Input material:
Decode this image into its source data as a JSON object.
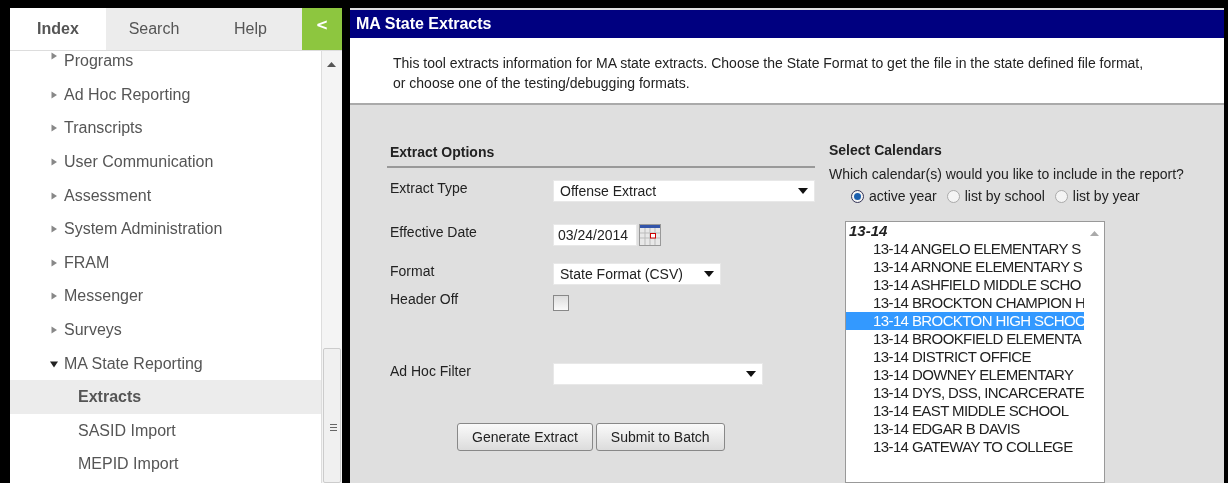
{
  "sidebar": {
    "tabs": [
      {
        "label": "Index",
        "selected": true
      },
      {
        "label": "Search",
        "selected": false
      },
      {
        "label": "Help",
        "selected": false
      }
    ],
    "collapse_button": "<",
    "items": [
      {
        "label": "Programs",
        "expanded": false
      },
      {
        "label": "Ad Hoc Reporting",
        "expanded": false
      },
      {
        "label": "Transcripts",
        "expanded": false
      },
      {
        "label": "User Communication",
        "expanded": false
      },
      {
        "label": "Assessment",
        "expanded": false
      },
      {
        "label": "System Administration",
        "expanded": false
      },
      {
        "label": "FRAM",
        "expanded": false
      },
      {
        "label": "Messenger",
        "expanded": false
      },
      {
        "label": "Surveys",
        "expanded": false
      },
      {
        "label": "MA State Reporting",
        "expanded": true,
        "children": [
          {
            "label": "Extracts",
            "selected": true
          },
          {
            "label": "SASID Import",
            "selected": false
          },
          {
            "label": "MEPID Import",
            "selected": false
          }
        ]
      }
    ]
  },
  "panel": {
    "title": "MA State Extracts",
    "description": "This tool extracts information for MA state extracts. Choose the State Format to get the file in the state defined file format, or choose one of the testing/debugging formats."
  },
  "extract_options": {
    "heading": "Extract Options",
    "fields": [
      {
        "kind": "select",
        "label": "Extract Type",
        "value": "Offense Extract"
      },
      {
        "kind": "date",
        "label": "Effective Date",
        "value": "03/24/2014"
      },
      {
        "kind": "select",
        "label": "Format",
        "value": "State Format (CSV)"
      },
      {
        "kind": "checkbox",
        "label": "Header Off",
        "checked": false
      },
      {
        "kind": "select",
        "label": "Ad Hoc Filter"
      }
    ],
    "buttons": [
      "Generate Extract",
      "Submit to Batch"
    ]
  },
  "calendars": {
    "heading": "Select Calendars",
    "question": "Which calendar(s) would you like to include in the report?",
    "options": [
      {
        "label": "active year",
        "selected": true
      },
      {
        "label": "list by school",
        "selected": false
      },
      {
        "label": "list by year",
        "selected": false
      }
    ],
    "group": "13-14",
    "items": [
      {
        "label": "13-14 ANGELO ELEMENTARY S",
        "selected": false
      },
      {
        "label": "13-14 ARNONE ELEMENTARY S",
        "selected": false
      },
      {
        "label": "13-14 ASHFIELD MIDDLE SCHO",
        "selected": false
      },
      {
        "label": "13-14 BROCKTON CHAMPION H",
        "selected": false
      },
      {
        "label": "13-14 BROCKTON HIGH SCHOO",
        "selected": true
      },
      {
        "label": "13-14 BROOKFIELD ELEMENTA",
        "selected": false
      },
      {
        "label": "13-14 DISTRICT OFFICE",
        "selected": false
      },
      {
        "label": "13-14 DOWNEY ELEMENTARY",
        "selected": false
      },
      {
        "label": "13-14 DYS, DSS, INCARCERATE",
        "selected": false
      },
      {
        "label": "13-14 EAST MIDDLE SCHOOL",
        "selected": false
      },
      {
        "label": "13-14 EDGAR B DAVIS",
        "selected": false
      },
      {
        "label": "13-14 GATEWAY TO COLLEGE",
        "selected": false
      }
    ]
  }
}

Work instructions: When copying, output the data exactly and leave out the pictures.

Solution to this exercise:
Decode this image into its source data as a JSON object.
{
  "sidebar": {
    "tabs": [
      {
        "label": "Index",
        "selected": true
      },
      {
        "label": "Search",
        "selected": false
      },
      {
        "label": "Help",
        "selected": false
      }
    ],
    "collapse_button": "<",
    "items": [
      {
        "label": "Programs",
        "expanded": false
      },
      {
        "label": "Ad Hoc Reporting",
        "expanded": false
      },
      {
        "label": "Transcripts",
        "expanded": false
      },
      {
        "label": "User Communication",
        "expanded": false
      },
      {
        "label": "Assessment",
        "expanded": false
      },
      {
        "label": "System Administration",
        "expanded": false
      },
      {
        "label": "FRAM",
        "expanded": false
      },
      {
        "label": "Messenger",
        "expanded": false
      },
      {
        "label": "Surveys",
        "expanded": false
      },
      {
        "label": "MA State Reporting",
        "expanded": true,
        "children": [
          {
            "label": "Extracts",
            "selected": true
          },
          {
            "label": "SASID Import",
            "selected": false
          },
          {
            "label": "MEPID Import",
            "selected": false
          }
        ]
      }
    ]
  },
  "panel": {
    "title": "MA State Extracts",
    "description": "This tool extracts information for MA state extracts. Choose the State Format to get the file in the state defined file format, or choose one of the testing/debugging formats."
  },
  "extract_options": {
    "heading": "Extract Options",
    "fields": [
      {
        "kind": "select",
        "label": "Extract Type",
        "value": "Offense Extract"
      },
      {
        "kind": "date",
        "label": "Effective Date",
        "value": "03/24/2014"
      },
      {
        "kind": "select",
        "label": "Format",
        "value": "State Format (CSV)"
      },
      {
        "kind": "checkbox",
        "label": "Header Off",
        "checked": false
      },
      {
        "kind": "select",
        "label": "Ad Hoc Filter"
      }
    ],
    "buttons": [
      "Generate Extract",
      "Submit to Batch"
    ]
  },
  "calendars": {
    "heading": "Select Calendars",
    "question": "Which calendar(s) would you like to include in the report?",
    "options": [
      {
        "label": "active year",
        "selected": true
      },
      {
        "label": "list by school",
        "selected": false
      },
      {
        "label": "list by year",
        "selected": false
      }
    ],
    "group": "13-14",
    "items": [
      {
        "label": "13-14 ANGELO ELEMENTARY S",
        "selected": false
      },
      {
        "label": "13-14 ARNONE ELEMENTARY S",
        "selected": false
      },
      {
        "label": "13-14 ASHFIELD MIDDLE SCHO",
        "selected": false
      },
      {
        "label": "13-14 BROCKTON CHAMPION H",
        "selected": false
      },
      {
        "label": "13-14 BROCKTON HIGH SCHOO",
        "selected": true
      },
      {
        "label": "13-14 BROOKFIELD ELEMENTA",
        "selected": false
      },
      {
        "label": "13-14 DISTRICT OFFICE",
        "selected": false
      },
      {
        "label": "13-14 DOWNEY ELEMENTARY",
        "selected": false
      },
      {
        "label": "13-14 DYS, DSS, INCARCERATE",
        "selected": false
      },
      {
        "label": "13-14 EAST MIDDLE SCHOOL",
        "selected": false
      },
      {
        "label": "13-14 EDGAR B DAVIS",
        "selected": false
      },
      {
        "label": "13-14 GATEWAY TO COLLEGE",
        "selected": false
      }
    ]
  }
}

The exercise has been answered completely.